- _ACTIVITY_: Look through the entries for the string "What", and copy each line that holds it.
GIVEN ENTRIES Start Marker
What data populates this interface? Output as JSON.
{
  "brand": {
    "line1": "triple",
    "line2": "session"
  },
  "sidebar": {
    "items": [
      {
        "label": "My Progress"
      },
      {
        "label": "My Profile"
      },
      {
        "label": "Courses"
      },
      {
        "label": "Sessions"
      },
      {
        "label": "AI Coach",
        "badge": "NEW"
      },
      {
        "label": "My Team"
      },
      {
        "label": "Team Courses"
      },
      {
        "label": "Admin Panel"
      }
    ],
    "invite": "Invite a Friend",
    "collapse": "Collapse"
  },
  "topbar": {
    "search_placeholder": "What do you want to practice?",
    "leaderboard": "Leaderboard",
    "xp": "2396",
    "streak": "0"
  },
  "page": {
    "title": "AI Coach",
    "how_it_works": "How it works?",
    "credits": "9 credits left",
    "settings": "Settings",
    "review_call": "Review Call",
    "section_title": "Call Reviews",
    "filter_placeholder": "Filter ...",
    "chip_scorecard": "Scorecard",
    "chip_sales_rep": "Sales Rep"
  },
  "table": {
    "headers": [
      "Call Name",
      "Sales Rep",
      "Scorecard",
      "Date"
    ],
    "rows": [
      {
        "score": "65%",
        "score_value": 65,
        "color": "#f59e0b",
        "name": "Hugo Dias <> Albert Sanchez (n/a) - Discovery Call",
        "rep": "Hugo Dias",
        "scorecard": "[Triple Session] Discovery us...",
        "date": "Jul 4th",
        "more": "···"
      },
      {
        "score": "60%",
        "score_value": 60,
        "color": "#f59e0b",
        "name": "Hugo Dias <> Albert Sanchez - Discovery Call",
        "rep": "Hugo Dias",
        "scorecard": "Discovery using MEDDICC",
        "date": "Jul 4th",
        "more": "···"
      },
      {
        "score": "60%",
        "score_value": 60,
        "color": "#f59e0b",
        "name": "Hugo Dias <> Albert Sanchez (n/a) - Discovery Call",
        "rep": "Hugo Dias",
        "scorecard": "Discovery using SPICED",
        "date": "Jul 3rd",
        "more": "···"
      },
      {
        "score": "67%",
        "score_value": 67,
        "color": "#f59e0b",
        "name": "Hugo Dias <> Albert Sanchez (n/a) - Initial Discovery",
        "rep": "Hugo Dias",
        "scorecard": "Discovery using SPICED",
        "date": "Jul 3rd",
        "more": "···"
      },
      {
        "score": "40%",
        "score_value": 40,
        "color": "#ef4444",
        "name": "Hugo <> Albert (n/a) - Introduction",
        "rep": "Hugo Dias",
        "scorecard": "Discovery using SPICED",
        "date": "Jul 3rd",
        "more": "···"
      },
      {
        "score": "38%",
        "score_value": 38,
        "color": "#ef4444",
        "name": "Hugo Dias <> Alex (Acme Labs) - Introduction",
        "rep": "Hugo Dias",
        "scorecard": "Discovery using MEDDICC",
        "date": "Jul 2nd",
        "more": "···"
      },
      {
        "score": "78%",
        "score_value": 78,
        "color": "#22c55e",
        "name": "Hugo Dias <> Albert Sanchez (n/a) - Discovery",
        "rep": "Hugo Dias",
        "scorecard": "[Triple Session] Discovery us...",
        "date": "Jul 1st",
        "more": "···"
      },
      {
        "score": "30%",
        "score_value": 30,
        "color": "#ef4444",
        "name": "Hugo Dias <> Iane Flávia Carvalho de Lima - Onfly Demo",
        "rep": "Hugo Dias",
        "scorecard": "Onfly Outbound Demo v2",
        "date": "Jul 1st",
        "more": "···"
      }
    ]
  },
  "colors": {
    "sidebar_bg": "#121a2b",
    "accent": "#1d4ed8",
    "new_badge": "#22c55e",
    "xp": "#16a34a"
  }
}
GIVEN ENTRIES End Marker
- _RESULT OF THE EXERCISE_:
What data populates this interface? Output as JSON.
    "search_placeholder": "What do you want to practice?",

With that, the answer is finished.